Afrik 21: How do young people perceive environmental issues in Africa today?
Chancia Ivala Plaine: Those I know perceive them as urgent. For example, the young people of the association Les éco-activistes du Congo, which works to raise awareness among young people in their neighbourhoods in Kinshasa, feel environmental problems every day, especially those related to water pollution. These young people are setting up programmes to dig wells and enable certain populations in Kinshasa to have access to water. Here, for example, it is an environmental health issue. Overall, the young people want to act through associative initiatives.
How was your African Youth for the Environment (JAE) association born?
In november 2019, I was invited to give a conference in Cameroon on the rights of indigenous peoples in the face of extractive activities in Africa. I met several young practitioners with whom we held a workshop and met other African personalities working in the literary and philosophical fields. With these young people, we said to ourselves that we could create something to continue the movement that is being promoted in Cameroon. This is where the African Youth Association for the Environment (JAE) was born.
There is a plethora of associations that are working for the environment in Africa. How is JAE different?
Our objective is to bring about reflection, to unite young people who can reflect on environmental issues, through a magazine that we have launched, the first edition of which is entitled: “The place of African countries in climate issues”. We have received contributions from young practitioners from various countries, who have discussed this theme in the areas of expertise that interest them, including economics, law, social sciences, and other themes, with the environment as a common focal point.
And so, we provide a platform for generational exchange and reflection. JAE concerns young people and practitioners living both in Africa and in the diaspora. It enables these young people to interact on environmental issues in Africa.
Beyond youth interaction. Does the JAE association plan other activities on the African continent?
With its head office in Paris, the association has established relations with partners including the RES Benin association. It organised a webinar last September in which the African Youth for the Environment (JAE) spoke about the environmental aspect of sustainable development objectives (SDOs). We collaborate with other associations at conferences. I hope later to go to Africa for field actions on waste and recycling. For the moment, we are carrying out reflection and popularisation actions through the magazine, conferences and everything we do in association with other partners.
Who writes in the JAE magazine?
Contributions come from members of the magazine. Non-members are also allowed to contribute in an edition. For example, on January 15th, we will be launching a call for contributions for the second issue of the journal, which will focus on agriculture.
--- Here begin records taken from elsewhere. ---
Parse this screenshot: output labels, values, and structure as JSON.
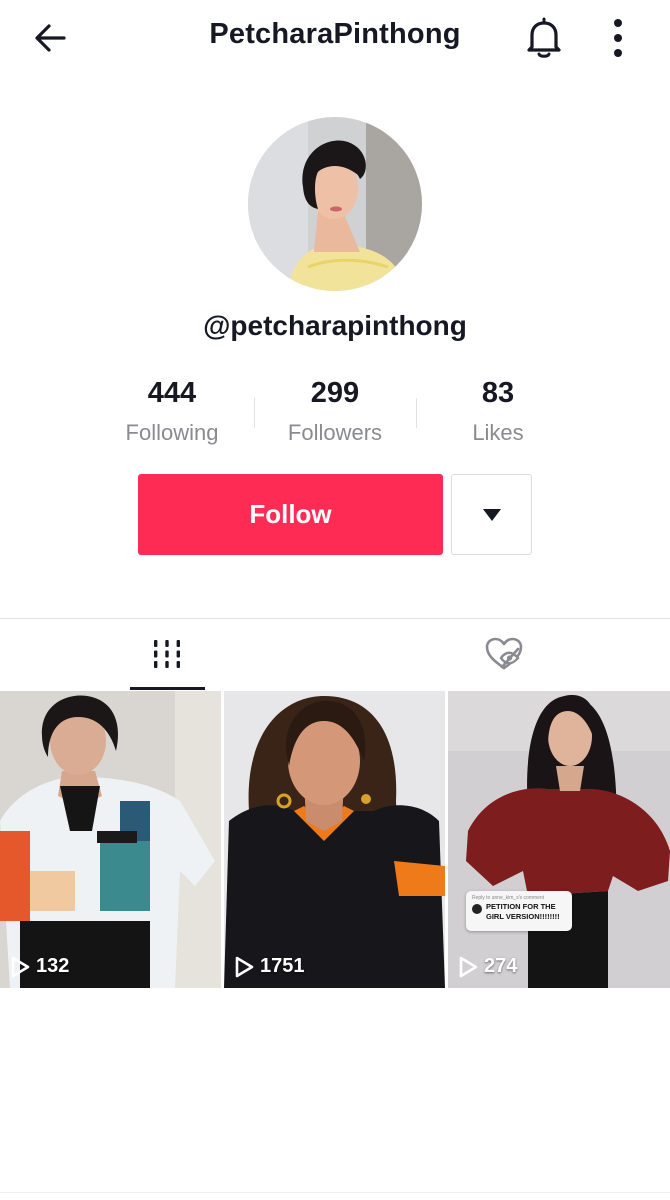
{
  "header": {
    "title": "PetcharaPinthong",
    "back_icon": "arrow-left-icon",
    "bell_icon": "bell-icon",
    "more_icon": "more-vertical-icon"
  },
  "profile": {
    "username": "@petcharapinthong",
    "avatar": "profile-avatar"
  },
  "stats": [
    {
      "value": "444",
      "label": "Following"
    },
    {
      "value": "299",
      "label": "Followers"
    },
    {
      "value": "83",
      "label": "Likes"
    }
  ],
  "actions": {
    "follow_label": "Follow",
    "dropdown_icon": "caret-down-icon"
  },
  "tabs": [
    {
      "name": "videos",
      "icon": "grid-icon",
      "active": true
    },
    {
      "name": "liked",
      "icon": "heart-hidden-icon",
      "active": false
    }
  ],
  "videos": [
    {
      "views": "132"
    },
    {
      "views": "1751"
    },
    {
      "views": "274",
      "sticker_reply": "Reply to anne_kim_s's comment",
      "sticker_text": "PETITION FOR THE GIRL VERSION!!!!!!!!"
    }
  ],
  "colors": {
    "accent": "#fe2c55",
    "text": "#161823",
    "muted": "#8a8b91"
  }
}
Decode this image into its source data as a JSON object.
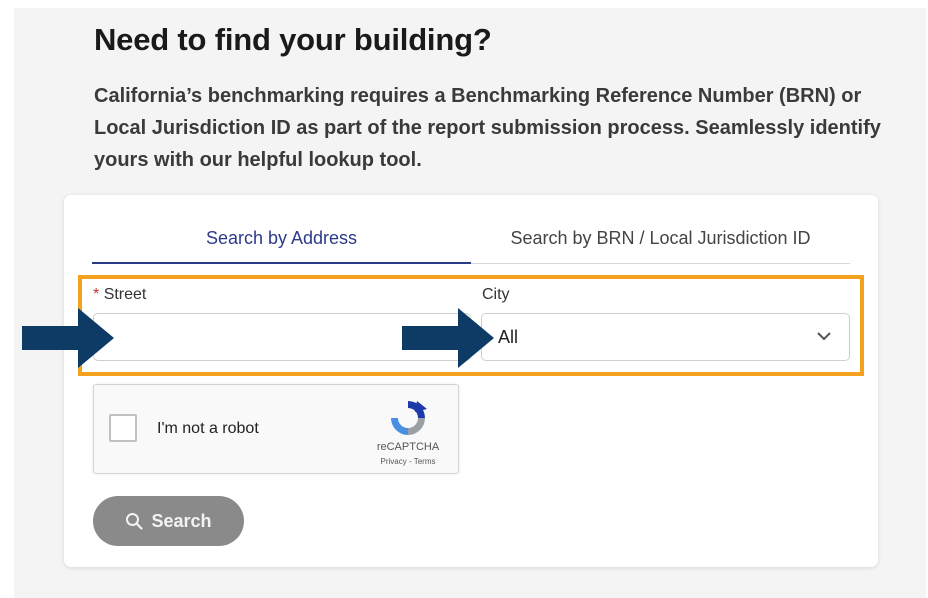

We are publishing it in partnership with the journal of a university in France. The journal also allows us to collaborate with other associations in France, which are not African, but which are also interested in environmental issues in Africa.
Interviewed and Written by Jean Marie Takouleu